Book properties have long provided fertile pickings for the children’s animated world, and yet another has entered the ranks. Rotten Ralph, based on the book series illustrated by Nicole Rubel and written by Jack Gantos, features Ralph, an innocently mischievous and bright red cat in a 52 x 12-minute (26 x half-hour) U.K./Canada co-production between Italtoons UK in London and Montreal-based Tooncan Productions. Two half-hour specials have already been produced by Italtoons, and aired in May `96 and August `96 on Disney Channel in the U.S.
Rotten Ralph has a cast of characters and a look that lend themselves well to licensing. Ralph lives with his owner and best friend, Sarah, a mature and practical girl who sees the best in Ralph, unlike her parents and Ralph’s cousin, Percy, an affected irritant for the troublesome red cat. Cosgrove Hall Films is handling animation responsibilities, and has used stop motion with CGI effects to depict Ralph and his feline friends, which are a composite of papier m‰ché and fur-Ralph himself has about 85 pairs of eyes and matching mouths. The characters are placed against a real backdrop, giving the whole series a pop-up book feel. The production budget for the series is US$9.5 million.
The show will launch in July in the U.S. on Fox Family Channel, and in September in the U.K. on the BBC and Nickelodeon UK, which possesses cable and satellite rights. Other broadcasters include Italy’s RAI and Radio-Canada (SRC), although air dates have not been confirmed.

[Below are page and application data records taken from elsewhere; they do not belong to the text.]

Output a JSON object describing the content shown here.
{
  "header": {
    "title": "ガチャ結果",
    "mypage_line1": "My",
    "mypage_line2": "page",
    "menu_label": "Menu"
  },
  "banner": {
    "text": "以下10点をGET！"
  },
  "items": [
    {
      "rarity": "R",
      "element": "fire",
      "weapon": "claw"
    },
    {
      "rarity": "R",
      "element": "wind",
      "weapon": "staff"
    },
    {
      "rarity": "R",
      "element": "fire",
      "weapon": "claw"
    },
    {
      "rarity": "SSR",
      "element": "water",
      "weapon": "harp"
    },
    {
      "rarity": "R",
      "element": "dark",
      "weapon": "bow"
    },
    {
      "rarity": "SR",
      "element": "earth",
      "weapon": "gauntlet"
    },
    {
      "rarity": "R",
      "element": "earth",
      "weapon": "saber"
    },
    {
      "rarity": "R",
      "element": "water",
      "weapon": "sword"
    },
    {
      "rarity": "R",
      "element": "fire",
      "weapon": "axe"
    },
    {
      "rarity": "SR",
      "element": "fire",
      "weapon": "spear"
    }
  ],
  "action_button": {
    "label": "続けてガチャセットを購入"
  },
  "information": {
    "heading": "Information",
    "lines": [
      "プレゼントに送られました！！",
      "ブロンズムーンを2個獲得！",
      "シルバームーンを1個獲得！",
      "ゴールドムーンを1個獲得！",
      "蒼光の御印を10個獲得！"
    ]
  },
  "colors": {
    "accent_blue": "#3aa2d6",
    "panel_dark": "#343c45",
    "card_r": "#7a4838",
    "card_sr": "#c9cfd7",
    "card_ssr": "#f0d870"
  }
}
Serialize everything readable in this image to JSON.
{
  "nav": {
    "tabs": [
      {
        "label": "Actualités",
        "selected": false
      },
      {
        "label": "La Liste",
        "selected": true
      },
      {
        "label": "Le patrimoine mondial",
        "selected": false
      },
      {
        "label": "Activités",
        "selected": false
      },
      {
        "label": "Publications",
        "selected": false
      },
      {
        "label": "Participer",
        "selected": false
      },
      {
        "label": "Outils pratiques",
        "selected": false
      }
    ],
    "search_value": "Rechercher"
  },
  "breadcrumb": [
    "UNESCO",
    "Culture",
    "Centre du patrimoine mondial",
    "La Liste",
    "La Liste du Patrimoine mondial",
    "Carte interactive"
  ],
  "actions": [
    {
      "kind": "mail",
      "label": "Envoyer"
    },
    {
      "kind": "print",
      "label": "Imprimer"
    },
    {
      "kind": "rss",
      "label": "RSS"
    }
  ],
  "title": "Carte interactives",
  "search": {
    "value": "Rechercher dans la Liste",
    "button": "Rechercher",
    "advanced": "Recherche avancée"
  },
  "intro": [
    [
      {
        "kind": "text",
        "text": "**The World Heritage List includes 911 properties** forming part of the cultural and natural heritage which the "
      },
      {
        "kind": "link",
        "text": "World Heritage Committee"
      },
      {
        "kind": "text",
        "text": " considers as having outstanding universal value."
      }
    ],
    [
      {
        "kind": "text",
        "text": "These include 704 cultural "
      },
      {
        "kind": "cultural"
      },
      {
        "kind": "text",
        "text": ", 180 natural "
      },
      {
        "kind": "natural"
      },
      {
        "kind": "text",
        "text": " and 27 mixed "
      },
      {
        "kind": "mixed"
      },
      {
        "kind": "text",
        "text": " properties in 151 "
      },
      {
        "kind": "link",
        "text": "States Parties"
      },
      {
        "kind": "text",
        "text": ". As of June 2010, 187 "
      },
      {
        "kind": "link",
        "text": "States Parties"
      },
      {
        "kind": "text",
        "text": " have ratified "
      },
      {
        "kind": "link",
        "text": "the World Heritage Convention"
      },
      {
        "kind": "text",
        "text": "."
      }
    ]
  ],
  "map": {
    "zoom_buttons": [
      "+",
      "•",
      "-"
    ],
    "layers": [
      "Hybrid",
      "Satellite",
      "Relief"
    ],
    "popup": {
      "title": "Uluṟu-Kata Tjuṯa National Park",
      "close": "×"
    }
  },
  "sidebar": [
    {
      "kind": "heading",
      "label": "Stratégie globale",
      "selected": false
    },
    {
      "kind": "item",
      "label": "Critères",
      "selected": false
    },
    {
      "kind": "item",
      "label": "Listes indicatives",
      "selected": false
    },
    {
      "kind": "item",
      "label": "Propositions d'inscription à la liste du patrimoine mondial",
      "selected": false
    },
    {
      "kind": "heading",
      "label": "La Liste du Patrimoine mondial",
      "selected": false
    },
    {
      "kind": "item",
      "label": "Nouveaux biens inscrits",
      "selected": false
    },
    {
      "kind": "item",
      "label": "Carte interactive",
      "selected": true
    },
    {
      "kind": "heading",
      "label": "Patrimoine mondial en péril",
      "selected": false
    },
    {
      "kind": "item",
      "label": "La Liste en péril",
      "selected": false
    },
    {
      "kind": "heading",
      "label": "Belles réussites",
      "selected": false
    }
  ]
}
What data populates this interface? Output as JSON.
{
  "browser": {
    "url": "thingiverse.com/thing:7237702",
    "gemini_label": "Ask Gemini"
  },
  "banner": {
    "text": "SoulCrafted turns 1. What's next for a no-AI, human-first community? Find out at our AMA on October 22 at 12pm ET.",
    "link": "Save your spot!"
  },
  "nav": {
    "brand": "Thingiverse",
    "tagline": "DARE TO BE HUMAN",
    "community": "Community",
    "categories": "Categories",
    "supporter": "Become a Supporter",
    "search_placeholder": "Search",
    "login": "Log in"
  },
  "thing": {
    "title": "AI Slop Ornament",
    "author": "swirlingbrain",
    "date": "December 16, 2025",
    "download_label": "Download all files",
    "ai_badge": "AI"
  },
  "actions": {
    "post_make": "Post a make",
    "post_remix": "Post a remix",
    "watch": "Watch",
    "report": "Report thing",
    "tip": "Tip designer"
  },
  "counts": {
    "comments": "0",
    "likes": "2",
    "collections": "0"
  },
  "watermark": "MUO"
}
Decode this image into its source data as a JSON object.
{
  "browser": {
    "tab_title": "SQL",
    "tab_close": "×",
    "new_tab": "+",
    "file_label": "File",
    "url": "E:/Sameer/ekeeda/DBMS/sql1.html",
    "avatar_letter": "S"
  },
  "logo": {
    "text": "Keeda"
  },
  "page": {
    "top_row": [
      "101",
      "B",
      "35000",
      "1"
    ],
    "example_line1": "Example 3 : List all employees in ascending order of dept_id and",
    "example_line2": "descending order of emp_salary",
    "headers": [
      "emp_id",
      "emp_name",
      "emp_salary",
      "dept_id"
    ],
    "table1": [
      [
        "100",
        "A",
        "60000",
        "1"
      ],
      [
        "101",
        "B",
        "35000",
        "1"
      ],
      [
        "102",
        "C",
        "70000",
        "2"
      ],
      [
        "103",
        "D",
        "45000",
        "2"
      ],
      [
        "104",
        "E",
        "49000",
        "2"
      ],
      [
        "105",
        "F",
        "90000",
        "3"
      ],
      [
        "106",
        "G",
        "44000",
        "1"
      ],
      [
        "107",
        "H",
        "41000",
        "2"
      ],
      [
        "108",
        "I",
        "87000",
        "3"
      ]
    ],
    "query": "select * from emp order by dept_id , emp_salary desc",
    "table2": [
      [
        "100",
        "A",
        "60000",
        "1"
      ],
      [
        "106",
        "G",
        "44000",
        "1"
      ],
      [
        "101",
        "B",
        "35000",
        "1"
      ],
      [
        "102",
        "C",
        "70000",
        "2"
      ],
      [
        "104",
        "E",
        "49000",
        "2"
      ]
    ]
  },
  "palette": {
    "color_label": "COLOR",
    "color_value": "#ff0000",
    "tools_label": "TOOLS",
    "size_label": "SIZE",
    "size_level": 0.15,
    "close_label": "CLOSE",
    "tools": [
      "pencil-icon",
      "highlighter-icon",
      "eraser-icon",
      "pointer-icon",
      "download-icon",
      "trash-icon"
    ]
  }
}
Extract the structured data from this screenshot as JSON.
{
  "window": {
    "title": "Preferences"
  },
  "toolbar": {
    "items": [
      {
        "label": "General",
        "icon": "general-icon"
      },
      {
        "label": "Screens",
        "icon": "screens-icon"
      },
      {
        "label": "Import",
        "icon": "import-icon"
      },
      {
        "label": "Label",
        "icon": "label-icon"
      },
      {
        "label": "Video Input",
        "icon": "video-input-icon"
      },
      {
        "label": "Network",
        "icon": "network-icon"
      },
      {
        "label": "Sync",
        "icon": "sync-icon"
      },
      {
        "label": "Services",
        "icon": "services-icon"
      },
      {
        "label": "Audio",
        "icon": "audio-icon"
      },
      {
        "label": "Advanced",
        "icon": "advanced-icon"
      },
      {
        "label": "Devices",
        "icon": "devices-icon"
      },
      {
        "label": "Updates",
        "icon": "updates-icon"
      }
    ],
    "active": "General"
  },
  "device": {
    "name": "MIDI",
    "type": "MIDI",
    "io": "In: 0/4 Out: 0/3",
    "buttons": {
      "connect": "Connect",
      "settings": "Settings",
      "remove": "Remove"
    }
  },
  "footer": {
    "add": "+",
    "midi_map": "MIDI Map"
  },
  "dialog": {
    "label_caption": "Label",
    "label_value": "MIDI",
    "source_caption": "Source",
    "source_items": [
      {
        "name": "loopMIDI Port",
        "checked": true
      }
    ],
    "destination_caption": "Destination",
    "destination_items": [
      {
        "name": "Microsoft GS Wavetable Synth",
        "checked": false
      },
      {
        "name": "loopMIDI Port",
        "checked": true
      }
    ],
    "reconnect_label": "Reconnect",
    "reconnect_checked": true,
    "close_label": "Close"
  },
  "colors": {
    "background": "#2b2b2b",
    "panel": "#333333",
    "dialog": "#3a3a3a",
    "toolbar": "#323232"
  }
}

Licensing responsibilities are being handled by BBC Worldwide for all territories outside of German-speaking territories and Eastern Europe, for which RTV Family Entertainment AG in Germany holds rights. At press time, Italtoons was looking for a company to handle licensing in the U.S. and Canada.
For BBC Worldwide, its licensing plan for the U.K. is well formed. The initial campaign will be very basic, says Michael Dee, brand manager for BBC Worldwide. It plans to launch plush toys of the three main characters-Ralph, Sarah and Percy-as well as a series of collectible comic book-style books based on the show in October. A fuller range of product-bags, watches, school-related items and stationery-is due out for holiday `99. Clothing and confectionery will follow in spring 2000. BBC Worldwide is developing in-house the plush toys, books, bags and watches, and is signing on licensees for other categories.
According to Dee, Rotten Ralph is considered by BBC Worldwide as much a gift-oriented product as a full-scale toy product. The main target group for the show is kids ages six to 10, with an even split between boys and girls. But Dee sees the licensed products extending to an older shopper as well. ‘We have a secondary market of young adults, because we feel that if it is a kind of gift-oriented property, then we can go down the route of Garfield or Wallace and Gromit,’ he says. Both properties have done well in both the children’s and the adult gift arenas.
But the licensing plan is being approached with some caution, due to stiff competition this year for shelf space in general from one of the biggest licensing pushes ever from Star Wars, as well as products that tap into the overwhelming interest in the end of the millennium among kids and adults. ‘We’re not going to hit every category straight away,’ says Dee. ‘A lot of millennium product will be on the shelf no doubt,’ he adds. ‘How that will actually affect the total toy market and retail market, nobody knows.’
And while Star Wars is being released long before Ralph scratches his way into stores, Dee sees it still kicking around pretty strong at Christmas. ‘[Rotten Ralph] will run into next year, so we want to make sure we have new product developed for then as well,’ he says.
Rotten Ralph is not BBC Worldwide’s first multiterritory campaign. Teletubbies, Teletubbies, Wallace and Gromit and Noddy have helped it to design a strategy for the international marketplace that it will also apply here. Naturally, the licensing campaign hinges on the TV platforms, and once those are in line, Dee and his regional offices coordinate product releases. But that does not necessarily mean following the structured plan for the U.K. ‘The rollout would be similar,’ says Dee, ‘but our strategy is to analyze first what the market can bear in a specific territory, then decide on product.’